Thanks to new equipment available at Bryn Mawr Rehabilitation Hospital, patients are one step closer to recovery from a brain injury.

The Vector and LiteGait are just two of the pieces of technology available to patients as part of the Brain Injury Program at Bryn Mawr Rehab, part of Main Line Health. But these gait training systems, which arrived in 2017, are offering more patients a rapid recovery.

The Vector is a body weight support gait training system with a track secured to the ceiling, and an attached harness that, when in use, helps to alleviate up to 60 percent of a patient’s body weight dynamically. Unlike the Vector, the LiteGait does not function on a track and is a freestanding system that can be used in hallways and be taken in and out of rooms.

Despite this difference, both systems offer a similar purpose.

“The goal of both of these systems is not to eliminate gravity, but to support the body weight of a patient. By using the Vector and LiteGait, we want patients to bear some weight on their legs so that they are strengthening them every day and, eventually, able to regain functionality,” explains Laura Clouser, physical therapist at Bryn Mawr Rehab.

Using gait therapy for brain injury patients

Gait training can be beneficial for anyone who is recovering at Bryn Mawr Rehab, including those with stroke, spinal cord injuries and Parkinson’s disease. But it can be especially beneficial for patients with brain injury.

“Some of our patients can be very impaired following a brain injury, and it can take three to four therapists to initiate ambulation and help the patient move over ground during therapy,” says Clouser. “With the Vector, we can begin this process earlier and in a very safe way for both the patient and the therapist.”

Clouser adds that it often improves the therapy experience for patients, too. With patients free from a fear of falling and secure in a gait training system with body weight support, the therapy team is not limited by fatigue when moving the patient, and patients are more likely to move farther with a more consistent gait. This also makes the therapist free to provide assistance and cues when necessary.

“It allows me to focus on things like helping the patient's gait biomechanics and giving them manual cues at their leg instead of holding them up,” she says.

Patients at Bryn Mawr Rehab continue their gait training as part of their therapy program and, as they progress, the amount of support they get from the gait training system gradually decreases.

Eventually, patients return to moving over ground functionally.

A new option for patients

While gait training is something that has been an option for patients at Bryn Mawr Rehab for several years, the Vector and LiteGait make it available for a wider population.

“The Lokomat, another gait training system, is also effective but has some limitations, like a height and weight capacity. These new systems accommodate patients who may not have been able to use the Lokomat,” says Clouser.

In fact, there are few limitations for using the Vector or LiteGait. Brain injury patients who have sustained a fracture or are too low level to participate may not be candidates but, otherwise—pending approval from your physician or therapy team—it can help you get back on your feet quickly and safely, and regain confidence following an injury.

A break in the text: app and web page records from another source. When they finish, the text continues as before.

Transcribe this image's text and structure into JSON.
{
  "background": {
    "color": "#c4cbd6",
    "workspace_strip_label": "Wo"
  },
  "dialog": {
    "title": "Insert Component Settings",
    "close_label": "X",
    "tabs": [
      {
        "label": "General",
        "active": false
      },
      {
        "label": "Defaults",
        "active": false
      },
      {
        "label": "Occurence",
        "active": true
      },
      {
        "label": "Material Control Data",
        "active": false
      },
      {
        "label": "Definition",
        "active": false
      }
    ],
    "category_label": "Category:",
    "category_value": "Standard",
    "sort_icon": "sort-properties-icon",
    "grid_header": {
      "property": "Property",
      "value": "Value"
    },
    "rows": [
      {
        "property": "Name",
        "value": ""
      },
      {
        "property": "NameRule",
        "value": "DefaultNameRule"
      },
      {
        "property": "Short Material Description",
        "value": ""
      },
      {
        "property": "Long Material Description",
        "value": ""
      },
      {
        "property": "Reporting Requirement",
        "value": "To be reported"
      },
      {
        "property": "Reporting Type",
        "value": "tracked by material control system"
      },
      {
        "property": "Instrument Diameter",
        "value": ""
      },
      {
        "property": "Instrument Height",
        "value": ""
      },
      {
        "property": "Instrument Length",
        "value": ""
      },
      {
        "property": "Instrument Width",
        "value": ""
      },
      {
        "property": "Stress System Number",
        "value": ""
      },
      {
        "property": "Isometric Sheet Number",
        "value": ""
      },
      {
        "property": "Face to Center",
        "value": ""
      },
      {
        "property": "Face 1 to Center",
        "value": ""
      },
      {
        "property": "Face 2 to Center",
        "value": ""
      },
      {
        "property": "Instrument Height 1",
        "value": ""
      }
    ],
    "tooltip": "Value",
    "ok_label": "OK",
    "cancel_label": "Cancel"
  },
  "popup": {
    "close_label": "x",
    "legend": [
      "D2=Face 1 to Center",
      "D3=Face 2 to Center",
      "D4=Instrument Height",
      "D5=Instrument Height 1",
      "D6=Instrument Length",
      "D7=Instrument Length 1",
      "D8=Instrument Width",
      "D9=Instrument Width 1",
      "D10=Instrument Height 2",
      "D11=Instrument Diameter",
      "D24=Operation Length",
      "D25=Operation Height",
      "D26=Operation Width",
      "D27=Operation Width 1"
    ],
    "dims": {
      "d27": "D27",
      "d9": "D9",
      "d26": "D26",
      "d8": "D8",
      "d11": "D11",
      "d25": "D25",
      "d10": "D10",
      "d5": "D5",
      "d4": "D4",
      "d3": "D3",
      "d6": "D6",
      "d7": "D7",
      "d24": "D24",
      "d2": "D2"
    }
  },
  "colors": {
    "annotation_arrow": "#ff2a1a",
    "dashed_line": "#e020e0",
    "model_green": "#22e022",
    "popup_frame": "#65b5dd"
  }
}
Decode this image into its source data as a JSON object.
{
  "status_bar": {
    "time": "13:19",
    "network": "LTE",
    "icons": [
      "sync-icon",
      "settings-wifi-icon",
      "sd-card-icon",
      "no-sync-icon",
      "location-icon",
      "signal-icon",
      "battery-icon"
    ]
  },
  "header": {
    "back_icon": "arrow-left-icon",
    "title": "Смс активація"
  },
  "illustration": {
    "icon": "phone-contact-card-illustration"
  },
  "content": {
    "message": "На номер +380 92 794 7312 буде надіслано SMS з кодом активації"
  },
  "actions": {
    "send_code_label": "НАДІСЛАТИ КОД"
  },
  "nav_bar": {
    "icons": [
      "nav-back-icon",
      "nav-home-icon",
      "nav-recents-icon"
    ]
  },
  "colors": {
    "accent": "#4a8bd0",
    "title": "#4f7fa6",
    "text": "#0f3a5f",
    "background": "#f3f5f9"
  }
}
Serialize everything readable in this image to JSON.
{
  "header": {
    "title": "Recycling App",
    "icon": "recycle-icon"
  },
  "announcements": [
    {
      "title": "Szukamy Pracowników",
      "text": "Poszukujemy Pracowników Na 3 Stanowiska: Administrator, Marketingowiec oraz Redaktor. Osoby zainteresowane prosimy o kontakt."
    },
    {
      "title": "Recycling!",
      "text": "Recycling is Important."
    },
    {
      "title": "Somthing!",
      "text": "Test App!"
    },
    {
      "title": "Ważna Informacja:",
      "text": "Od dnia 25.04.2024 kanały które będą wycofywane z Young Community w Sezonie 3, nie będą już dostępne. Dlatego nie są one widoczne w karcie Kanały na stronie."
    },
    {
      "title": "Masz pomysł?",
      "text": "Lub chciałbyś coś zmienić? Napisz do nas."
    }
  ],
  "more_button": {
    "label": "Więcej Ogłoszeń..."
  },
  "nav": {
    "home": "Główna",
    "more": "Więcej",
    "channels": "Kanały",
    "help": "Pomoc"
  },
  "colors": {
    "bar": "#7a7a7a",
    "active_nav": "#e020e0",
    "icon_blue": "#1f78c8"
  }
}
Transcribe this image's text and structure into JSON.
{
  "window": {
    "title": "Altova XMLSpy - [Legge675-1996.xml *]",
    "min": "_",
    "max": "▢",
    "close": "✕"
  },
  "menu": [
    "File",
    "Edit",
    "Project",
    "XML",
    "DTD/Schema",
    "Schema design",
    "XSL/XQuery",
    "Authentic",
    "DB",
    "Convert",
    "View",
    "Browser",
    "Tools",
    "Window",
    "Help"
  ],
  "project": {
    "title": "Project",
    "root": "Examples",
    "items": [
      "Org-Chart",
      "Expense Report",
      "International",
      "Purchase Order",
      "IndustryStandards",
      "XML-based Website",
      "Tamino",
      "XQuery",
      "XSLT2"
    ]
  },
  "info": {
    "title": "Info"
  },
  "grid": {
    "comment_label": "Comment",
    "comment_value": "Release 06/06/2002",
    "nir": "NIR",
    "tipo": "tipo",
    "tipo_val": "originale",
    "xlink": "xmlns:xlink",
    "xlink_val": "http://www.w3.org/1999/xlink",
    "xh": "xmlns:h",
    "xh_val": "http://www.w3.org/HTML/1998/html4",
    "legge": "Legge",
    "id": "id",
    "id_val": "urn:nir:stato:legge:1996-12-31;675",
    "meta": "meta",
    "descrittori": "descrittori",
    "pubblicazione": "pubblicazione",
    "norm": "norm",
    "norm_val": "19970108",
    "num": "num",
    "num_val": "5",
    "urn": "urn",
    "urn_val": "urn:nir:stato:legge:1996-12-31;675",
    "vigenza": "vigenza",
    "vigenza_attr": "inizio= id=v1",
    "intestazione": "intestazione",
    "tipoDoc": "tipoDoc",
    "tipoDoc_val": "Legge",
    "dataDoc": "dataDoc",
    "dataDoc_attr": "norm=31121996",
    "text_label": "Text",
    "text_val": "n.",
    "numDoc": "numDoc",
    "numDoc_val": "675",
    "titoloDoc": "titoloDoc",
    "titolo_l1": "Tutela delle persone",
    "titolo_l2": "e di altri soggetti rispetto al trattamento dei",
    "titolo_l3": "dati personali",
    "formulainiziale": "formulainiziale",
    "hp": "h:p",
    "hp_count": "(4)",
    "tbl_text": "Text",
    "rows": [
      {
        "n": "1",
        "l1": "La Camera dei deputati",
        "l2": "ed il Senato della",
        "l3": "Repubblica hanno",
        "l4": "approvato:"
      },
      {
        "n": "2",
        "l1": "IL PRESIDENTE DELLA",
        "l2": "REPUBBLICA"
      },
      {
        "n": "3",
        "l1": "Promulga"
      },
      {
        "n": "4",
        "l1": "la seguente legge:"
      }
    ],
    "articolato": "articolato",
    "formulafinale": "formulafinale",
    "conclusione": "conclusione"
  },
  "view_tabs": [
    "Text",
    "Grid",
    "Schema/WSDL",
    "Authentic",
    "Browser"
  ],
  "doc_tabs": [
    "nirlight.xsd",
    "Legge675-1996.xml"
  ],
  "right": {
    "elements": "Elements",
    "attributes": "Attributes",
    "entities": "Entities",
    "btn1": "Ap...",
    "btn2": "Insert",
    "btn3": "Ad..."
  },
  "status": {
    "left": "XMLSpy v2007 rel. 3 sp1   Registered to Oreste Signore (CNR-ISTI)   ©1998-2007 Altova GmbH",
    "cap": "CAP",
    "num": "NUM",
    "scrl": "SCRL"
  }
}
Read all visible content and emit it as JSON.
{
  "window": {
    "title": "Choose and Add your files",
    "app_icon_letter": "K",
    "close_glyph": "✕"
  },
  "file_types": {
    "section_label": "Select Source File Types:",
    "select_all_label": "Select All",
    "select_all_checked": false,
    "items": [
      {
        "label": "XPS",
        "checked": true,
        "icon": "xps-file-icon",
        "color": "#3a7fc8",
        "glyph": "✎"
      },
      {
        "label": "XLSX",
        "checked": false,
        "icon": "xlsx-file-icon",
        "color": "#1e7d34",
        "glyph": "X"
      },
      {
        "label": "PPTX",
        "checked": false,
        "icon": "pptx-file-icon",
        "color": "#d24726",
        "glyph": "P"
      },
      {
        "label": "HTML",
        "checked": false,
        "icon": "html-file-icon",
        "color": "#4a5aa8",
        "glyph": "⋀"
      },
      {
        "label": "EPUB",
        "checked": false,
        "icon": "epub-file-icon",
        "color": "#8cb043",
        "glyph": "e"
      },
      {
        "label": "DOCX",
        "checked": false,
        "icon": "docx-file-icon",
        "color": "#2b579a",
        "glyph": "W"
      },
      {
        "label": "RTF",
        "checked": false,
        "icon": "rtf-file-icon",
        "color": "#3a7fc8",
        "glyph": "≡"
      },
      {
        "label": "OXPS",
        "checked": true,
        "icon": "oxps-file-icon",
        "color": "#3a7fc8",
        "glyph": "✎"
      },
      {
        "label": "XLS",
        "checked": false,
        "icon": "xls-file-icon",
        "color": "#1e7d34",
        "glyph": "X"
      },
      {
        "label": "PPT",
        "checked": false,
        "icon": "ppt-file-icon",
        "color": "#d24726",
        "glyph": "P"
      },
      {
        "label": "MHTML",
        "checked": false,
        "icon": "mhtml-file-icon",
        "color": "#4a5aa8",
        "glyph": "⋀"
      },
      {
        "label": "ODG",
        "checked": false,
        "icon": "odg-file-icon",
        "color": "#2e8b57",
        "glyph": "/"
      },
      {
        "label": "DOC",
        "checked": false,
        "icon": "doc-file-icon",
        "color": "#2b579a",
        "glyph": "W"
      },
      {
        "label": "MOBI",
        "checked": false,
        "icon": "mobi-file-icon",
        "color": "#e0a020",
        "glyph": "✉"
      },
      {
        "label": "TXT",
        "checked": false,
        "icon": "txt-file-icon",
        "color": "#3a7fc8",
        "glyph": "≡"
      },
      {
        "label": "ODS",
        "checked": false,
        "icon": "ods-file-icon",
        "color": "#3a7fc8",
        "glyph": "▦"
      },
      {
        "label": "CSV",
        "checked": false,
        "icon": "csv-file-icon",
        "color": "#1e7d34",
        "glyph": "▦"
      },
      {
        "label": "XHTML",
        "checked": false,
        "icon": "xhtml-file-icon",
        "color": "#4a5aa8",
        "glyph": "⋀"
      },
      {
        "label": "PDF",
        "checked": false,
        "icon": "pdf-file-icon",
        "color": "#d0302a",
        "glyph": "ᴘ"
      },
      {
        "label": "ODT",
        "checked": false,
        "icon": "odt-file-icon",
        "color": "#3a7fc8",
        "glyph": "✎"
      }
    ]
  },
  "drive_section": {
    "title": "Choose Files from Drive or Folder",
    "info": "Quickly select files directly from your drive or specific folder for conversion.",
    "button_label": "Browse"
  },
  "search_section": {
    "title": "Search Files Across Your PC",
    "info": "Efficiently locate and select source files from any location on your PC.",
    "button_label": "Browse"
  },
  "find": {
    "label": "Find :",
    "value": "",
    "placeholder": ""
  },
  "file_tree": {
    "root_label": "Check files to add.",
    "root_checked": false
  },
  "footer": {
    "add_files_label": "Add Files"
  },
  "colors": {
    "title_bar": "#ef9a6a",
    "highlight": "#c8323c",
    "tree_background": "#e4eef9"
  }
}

Brain injury treatment: Bryn Mawr Rehab's approach

Bryn Mawr Rehab Hospital was one of the first facilities in the country to offer traumatic and non-traumatic brain injury rehabilitation, and has remained a leader in the field for more than 30 years. Our brain injury program is the most comprehensive in the region and is a center of excellence. The program is fully accredited by The Joint Commission (TJC) and the Commission on Accreditation of Rehabilitation Facilities (CARF). Over 400 brain injury patients each year travel to Bryn Mawr Rehab for our industry-leading technology, creative therapeutic approach and compassionate care.

For admission to Bryn Mawr Rehab Hospital for acute inpatient rehabilitation, call 484.596.6000. To schedule an outpatient appointment for physical, occupational and speech therapy, call 484.596.5000.